Exercise instructions:
Count how many lines in the entries below hold "level". Only the number belongs in the answer.

Provided records:
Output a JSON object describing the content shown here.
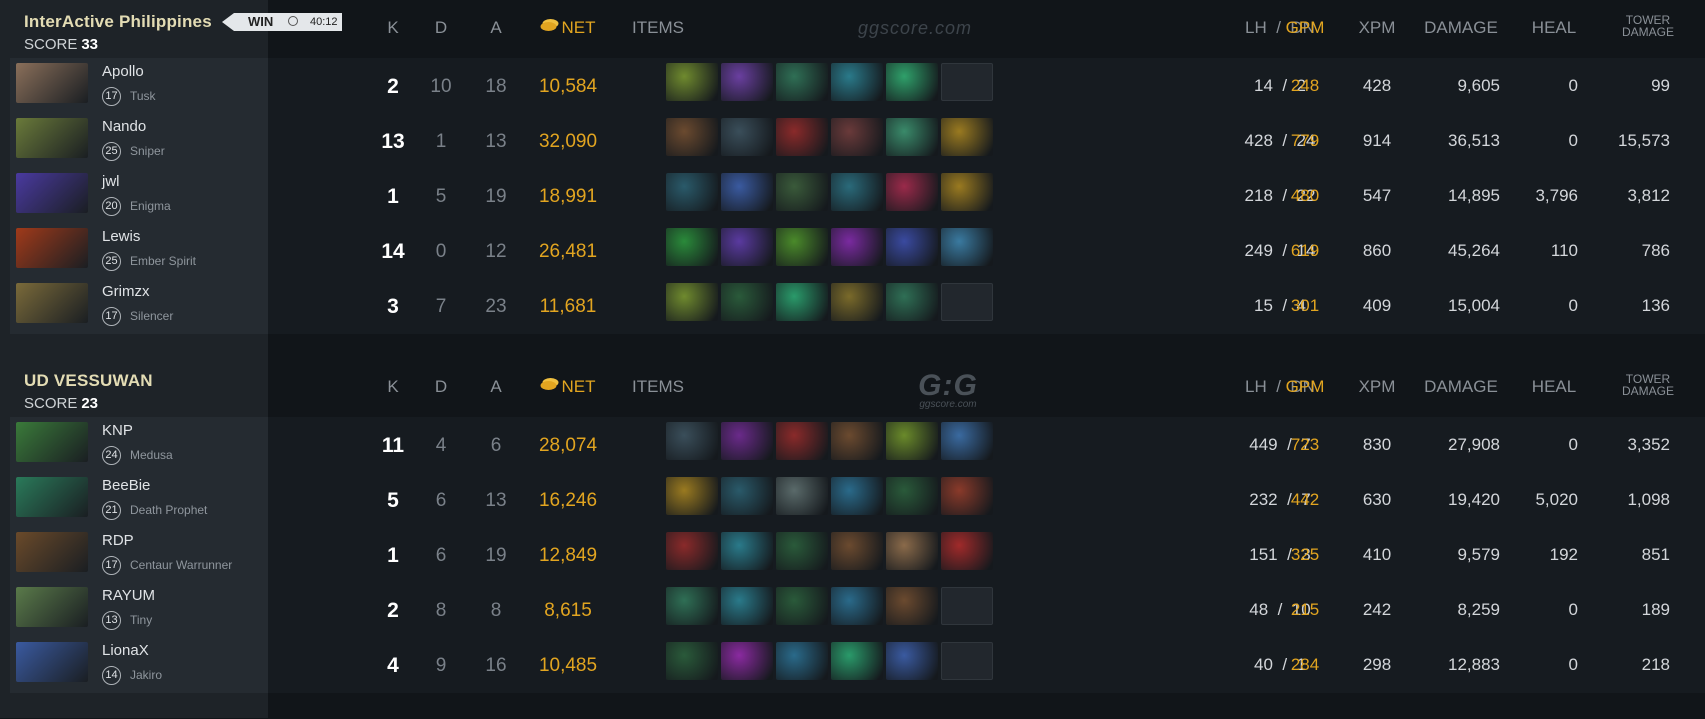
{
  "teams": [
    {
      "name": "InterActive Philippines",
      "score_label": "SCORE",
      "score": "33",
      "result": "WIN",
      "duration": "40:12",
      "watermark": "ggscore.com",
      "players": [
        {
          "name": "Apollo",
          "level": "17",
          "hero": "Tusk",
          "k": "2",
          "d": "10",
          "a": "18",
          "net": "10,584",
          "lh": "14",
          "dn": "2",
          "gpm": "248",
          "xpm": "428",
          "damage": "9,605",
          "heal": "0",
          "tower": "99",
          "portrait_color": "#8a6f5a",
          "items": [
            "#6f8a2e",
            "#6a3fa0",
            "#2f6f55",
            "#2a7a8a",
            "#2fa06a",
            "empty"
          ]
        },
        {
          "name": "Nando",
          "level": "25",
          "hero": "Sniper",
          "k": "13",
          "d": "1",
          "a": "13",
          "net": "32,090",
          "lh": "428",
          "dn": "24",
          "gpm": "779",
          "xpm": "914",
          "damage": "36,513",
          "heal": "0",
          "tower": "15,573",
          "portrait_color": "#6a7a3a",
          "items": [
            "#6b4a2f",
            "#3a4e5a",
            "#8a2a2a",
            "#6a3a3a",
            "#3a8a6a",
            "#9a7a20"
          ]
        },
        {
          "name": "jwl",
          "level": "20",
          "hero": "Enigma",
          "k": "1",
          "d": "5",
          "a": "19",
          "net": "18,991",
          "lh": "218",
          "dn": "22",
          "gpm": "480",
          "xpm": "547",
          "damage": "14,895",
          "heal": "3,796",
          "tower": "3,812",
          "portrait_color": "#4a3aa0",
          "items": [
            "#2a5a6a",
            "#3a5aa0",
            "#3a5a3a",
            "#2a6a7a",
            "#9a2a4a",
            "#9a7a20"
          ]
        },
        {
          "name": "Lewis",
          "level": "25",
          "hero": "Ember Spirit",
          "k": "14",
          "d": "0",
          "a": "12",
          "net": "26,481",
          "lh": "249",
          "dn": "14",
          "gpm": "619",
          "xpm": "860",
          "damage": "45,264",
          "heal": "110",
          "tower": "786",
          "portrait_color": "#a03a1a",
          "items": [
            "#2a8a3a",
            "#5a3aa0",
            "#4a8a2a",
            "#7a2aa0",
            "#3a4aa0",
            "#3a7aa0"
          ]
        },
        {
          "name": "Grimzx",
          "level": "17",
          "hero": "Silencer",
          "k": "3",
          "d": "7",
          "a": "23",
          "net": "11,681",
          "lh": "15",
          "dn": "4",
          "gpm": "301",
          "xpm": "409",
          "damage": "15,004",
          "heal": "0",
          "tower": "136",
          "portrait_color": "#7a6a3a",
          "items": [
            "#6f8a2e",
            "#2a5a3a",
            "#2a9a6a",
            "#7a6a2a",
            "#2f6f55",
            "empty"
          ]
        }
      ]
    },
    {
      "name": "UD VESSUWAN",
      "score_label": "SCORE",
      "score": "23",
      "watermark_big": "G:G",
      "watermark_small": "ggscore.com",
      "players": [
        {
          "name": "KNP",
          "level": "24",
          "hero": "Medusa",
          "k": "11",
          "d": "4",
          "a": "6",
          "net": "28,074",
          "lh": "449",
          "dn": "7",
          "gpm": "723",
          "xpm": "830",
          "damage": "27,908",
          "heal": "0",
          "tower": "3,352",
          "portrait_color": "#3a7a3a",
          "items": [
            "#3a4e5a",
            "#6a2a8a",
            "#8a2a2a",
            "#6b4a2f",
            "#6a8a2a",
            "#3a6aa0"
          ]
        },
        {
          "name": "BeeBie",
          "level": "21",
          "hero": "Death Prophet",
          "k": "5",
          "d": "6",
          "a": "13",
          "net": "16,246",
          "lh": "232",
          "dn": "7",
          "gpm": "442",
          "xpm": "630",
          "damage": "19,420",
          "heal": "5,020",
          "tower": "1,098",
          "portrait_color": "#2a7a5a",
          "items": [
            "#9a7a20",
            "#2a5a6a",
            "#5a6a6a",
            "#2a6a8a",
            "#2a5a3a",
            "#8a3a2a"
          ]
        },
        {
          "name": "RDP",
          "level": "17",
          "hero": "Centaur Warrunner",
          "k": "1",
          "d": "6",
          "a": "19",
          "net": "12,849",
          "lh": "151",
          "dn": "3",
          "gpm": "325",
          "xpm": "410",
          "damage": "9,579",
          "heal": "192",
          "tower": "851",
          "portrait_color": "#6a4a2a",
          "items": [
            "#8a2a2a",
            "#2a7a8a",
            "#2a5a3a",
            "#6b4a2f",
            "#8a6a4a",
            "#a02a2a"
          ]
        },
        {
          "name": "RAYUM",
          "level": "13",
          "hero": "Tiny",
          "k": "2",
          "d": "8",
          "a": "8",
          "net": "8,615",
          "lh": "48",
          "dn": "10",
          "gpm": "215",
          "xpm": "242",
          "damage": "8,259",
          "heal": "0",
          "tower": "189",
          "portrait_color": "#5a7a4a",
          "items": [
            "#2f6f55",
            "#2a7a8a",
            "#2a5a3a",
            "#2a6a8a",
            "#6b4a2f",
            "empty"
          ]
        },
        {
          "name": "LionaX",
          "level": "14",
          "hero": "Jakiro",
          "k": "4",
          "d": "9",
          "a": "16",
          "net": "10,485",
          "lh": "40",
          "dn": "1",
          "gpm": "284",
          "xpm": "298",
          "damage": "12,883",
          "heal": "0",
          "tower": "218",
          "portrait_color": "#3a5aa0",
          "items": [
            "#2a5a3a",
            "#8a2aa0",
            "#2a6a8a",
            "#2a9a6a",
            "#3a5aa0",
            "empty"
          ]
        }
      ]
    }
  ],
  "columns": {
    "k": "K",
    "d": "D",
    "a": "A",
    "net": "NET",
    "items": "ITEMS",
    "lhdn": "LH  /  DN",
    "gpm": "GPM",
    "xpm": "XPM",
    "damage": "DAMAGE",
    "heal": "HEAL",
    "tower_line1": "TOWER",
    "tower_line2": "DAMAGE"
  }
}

Answer to the problem:
10